- What is needed
Every line below that contains "Rotterdam" is to be copied.

+++ Exercise data

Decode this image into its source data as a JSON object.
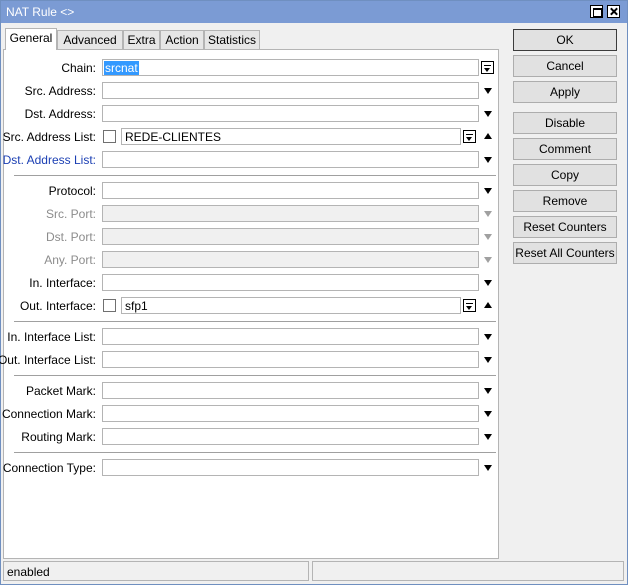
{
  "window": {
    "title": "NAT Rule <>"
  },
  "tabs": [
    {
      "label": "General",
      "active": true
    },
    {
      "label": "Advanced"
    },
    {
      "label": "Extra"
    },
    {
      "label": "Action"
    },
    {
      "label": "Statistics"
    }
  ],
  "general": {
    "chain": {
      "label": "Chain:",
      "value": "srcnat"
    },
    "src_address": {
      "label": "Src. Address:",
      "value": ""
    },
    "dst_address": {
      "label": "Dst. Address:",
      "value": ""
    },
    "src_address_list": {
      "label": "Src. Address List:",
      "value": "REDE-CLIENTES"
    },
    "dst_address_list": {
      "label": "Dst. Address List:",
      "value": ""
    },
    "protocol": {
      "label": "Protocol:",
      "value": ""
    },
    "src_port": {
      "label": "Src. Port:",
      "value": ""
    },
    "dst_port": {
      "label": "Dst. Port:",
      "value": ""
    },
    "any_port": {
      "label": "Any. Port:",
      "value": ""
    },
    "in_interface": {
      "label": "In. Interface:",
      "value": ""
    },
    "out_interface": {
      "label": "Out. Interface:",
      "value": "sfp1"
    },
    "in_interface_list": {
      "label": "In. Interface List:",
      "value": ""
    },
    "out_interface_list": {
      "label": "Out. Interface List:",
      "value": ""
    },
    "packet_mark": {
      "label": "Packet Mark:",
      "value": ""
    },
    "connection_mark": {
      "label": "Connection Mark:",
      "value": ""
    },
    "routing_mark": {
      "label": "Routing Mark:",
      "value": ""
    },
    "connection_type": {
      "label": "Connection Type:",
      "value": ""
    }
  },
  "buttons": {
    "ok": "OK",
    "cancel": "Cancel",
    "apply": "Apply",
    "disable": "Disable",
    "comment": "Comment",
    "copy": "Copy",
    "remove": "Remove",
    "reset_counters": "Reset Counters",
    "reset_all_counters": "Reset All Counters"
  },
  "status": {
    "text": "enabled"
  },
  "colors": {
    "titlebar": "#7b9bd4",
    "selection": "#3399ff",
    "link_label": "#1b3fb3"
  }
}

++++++
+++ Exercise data

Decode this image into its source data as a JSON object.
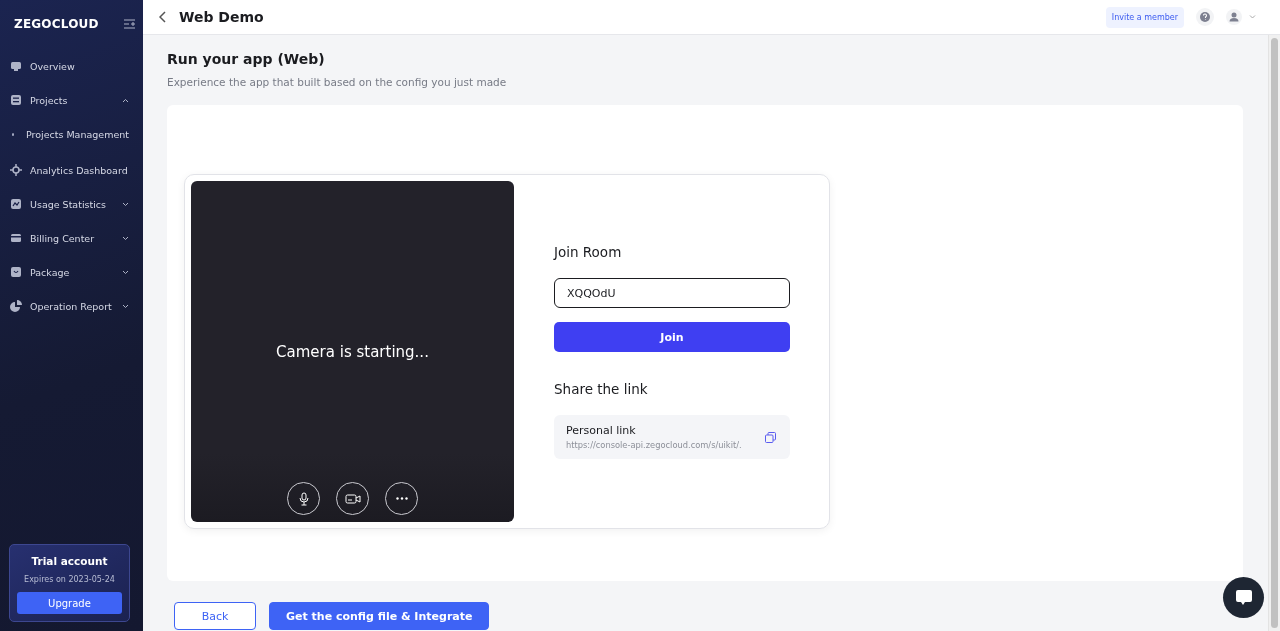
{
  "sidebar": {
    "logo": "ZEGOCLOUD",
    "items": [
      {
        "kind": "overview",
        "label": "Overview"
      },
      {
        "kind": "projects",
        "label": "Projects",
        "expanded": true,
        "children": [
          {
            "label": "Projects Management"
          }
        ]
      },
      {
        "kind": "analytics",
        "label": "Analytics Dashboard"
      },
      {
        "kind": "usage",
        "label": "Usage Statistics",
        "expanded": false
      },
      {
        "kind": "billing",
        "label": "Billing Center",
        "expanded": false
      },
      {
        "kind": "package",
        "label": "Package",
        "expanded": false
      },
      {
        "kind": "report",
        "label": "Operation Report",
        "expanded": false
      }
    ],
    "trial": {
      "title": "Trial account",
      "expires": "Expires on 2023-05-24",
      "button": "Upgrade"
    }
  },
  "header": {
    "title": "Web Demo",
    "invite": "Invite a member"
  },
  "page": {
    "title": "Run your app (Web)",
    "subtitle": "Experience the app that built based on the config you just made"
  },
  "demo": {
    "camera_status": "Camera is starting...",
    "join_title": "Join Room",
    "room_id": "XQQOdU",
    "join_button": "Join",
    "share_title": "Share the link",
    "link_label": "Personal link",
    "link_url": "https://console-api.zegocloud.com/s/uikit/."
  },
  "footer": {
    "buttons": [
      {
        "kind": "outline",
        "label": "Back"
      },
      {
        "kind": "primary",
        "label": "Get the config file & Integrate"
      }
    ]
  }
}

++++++
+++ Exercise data

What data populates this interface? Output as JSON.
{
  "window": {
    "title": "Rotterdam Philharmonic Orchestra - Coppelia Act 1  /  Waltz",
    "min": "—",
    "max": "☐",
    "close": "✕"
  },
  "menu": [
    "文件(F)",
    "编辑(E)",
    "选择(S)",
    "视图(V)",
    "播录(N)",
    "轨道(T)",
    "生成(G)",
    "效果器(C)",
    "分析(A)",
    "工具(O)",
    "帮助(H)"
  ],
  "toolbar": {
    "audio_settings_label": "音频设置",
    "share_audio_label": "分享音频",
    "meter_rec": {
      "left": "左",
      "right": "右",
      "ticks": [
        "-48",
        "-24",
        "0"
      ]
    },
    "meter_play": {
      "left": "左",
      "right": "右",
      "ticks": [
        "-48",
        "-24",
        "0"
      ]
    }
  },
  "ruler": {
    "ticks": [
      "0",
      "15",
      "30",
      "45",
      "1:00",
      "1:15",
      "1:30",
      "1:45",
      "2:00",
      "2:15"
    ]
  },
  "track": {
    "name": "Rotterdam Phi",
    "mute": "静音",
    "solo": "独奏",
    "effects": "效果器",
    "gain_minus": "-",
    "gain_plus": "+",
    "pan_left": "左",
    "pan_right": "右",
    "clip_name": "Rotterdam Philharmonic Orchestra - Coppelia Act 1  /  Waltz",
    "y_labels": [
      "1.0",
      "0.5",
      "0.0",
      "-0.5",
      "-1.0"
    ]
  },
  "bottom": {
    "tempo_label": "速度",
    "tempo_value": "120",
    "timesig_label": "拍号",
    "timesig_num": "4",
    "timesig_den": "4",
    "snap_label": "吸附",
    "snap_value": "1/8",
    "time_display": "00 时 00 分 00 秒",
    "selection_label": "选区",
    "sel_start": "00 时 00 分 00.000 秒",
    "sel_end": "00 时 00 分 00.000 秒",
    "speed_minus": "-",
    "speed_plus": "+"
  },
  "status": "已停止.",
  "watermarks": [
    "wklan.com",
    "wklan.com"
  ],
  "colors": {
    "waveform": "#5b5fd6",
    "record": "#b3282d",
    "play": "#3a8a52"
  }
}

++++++

- Reply to the task
    "title": "Rotterdam Philharmonic Orchestra - Coppelia Act 1  /  Waltz",
    "name": "Rotterdam Phi",
    "clip_name": "Rotterdam Philharmonic Orchestra - Coppelia Act 1  /  Waltz",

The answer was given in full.